But why quibble now? After victory these details are meaningless. We don't need a fig leaf this week, no perceived refereeing injustice to rage against. The Town defence was largely adequate, given that Luton didn't penetrate much; with Davison making only one save, his other stops were barely worthy of mention. Luton didn't create much either, just some scrambles and woeful shooting from outside the penalty area. They had a solid central midfield, and a couple of tricky wide men, but nothing more, or less, than what Port Vale produced. Town are now seeing what standard is required in the second division, and they are hitting it perfectly. You may think that's a positive statement, but I couldn't possibly comment.
One thing is very noticeable about this season. Town don't have many shots, but they score from them. Anderson doesn't have many touches, but when he does it is worth it. The quality is there - let's up the quantity, eh?
Nicko's man of the match
Quite a few individuals were fine, even if the team, collectively, still looked like it was pinned together with tacks and tape. Crowe's speed averted danger; Davison was solid, if largely untested; Barnard rarely wasted possession and defended (and fell) well; but the late kick-off helped just one man wake up and smell the roses. Step forward the curiously baited Simon Ford. He did, and he played exceedingly well.

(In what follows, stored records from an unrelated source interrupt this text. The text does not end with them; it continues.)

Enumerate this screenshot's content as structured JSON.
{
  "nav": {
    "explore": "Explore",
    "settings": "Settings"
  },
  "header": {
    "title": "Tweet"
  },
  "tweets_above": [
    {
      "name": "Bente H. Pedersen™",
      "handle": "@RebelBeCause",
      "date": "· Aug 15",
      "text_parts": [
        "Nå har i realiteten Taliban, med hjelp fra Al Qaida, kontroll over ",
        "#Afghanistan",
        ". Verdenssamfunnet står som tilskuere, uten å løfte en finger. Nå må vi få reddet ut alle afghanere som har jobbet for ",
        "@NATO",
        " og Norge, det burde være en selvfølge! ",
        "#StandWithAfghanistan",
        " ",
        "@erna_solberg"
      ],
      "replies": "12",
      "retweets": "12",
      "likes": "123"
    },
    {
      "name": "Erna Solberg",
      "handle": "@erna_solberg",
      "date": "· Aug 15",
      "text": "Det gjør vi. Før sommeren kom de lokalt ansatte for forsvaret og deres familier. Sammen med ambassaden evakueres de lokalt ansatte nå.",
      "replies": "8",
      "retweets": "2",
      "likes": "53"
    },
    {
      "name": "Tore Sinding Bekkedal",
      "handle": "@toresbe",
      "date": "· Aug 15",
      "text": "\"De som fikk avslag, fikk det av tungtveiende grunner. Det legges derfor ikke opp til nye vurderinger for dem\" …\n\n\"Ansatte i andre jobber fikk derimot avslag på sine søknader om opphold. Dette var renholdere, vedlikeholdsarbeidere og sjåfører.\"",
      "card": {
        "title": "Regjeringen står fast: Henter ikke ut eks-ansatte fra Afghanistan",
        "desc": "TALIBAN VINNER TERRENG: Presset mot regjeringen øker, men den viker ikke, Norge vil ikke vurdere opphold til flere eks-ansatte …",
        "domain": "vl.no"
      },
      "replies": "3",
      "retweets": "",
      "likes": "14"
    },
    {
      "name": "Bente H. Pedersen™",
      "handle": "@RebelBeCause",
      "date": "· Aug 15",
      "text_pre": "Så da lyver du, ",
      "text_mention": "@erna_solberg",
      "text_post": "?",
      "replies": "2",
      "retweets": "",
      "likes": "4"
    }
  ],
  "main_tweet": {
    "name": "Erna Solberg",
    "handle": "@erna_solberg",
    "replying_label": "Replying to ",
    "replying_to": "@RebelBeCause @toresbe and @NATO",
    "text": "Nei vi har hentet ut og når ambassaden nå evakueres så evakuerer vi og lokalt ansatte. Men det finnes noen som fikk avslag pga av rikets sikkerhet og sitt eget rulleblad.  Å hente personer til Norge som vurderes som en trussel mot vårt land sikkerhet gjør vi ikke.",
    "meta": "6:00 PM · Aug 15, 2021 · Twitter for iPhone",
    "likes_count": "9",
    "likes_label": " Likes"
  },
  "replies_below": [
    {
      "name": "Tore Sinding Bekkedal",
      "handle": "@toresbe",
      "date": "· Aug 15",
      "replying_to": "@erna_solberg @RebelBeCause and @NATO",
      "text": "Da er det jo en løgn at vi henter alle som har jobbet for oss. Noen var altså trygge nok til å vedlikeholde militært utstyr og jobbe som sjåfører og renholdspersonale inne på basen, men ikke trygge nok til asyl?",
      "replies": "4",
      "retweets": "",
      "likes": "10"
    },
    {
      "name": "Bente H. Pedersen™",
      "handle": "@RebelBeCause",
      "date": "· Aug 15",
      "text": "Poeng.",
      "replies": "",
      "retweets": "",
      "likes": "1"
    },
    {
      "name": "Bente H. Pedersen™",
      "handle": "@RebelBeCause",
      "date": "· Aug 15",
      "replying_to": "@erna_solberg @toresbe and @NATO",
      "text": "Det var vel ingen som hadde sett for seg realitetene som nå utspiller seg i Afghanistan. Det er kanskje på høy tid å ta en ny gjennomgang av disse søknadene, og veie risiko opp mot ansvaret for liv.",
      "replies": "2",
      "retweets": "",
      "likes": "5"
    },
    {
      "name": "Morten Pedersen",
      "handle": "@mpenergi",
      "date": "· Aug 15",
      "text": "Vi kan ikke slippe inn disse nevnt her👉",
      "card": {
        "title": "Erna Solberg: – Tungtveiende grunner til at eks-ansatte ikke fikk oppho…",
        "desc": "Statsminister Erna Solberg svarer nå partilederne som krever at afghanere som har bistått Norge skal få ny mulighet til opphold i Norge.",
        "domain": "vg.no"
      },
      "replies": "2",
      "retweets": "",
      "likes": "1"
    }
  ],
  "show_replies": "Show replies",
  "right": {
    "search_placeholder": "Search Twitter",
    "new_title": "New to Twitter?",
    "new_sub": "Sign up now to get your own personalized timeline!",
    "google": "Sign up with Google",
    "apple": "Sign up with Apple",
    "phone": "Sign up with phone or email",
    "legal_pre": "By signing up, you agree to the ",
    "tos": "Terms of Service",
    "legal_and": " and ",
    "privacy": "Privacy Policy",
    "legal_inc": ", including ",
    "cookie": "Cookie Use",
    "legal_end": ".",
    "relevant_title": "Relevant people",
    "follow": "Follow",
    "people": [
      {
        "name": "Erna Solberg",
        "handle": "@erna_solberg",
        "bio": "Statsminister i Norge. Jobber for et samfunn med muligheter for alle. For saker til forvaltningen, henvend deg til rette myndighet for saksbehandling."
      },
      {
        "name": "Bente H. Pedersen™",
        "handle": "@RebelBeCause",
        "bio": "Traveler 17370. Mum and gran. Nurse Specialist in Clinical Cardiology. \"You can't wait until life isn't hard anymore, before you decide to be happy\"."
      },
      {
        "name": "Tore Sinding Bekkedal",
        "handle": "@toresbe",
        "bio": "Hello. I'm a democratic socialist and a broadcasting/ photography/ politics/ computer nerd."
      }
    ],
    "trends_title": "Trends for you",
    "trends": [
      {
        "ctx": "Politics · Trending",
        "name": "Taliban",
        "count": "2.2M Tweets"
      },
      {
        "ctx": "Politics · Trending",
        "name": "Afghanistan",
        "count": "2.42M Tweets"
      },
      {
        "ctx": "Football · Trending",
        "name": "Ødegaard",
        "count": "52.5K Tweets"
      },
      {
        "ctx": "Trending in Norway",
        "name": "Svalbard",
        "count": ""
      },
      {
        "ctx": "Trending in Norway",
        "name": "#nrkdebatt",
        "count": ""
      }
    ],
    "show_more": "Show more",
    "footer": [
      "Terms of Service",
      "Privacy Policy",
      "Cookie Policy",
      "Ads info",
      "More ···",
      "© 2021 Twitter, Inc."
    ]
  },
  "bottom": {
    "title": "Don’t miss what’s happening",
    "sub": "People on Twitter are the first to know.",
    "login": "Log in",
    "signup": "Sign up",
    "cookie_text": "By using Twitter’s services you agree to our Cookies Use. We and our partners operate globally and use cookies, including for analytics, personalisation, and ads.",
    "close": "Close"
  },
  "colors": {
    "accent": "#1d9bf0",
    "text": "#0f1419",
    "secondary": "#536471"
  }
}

Was he unable? Doing acceptably until that late penalty award, where only the appliance of some suspicious science resulted in Luton scoring. Such a shame, as he'd ignored the increasingly desperate pleas for penalties for so long. And just how long did we play in the second half? But Town won; let's be as magnanimous in victory as we are humble in defeat (stop sniggering at the back). Mr G Cain gets a decent 6.3401, after losing points for the penalty he gave.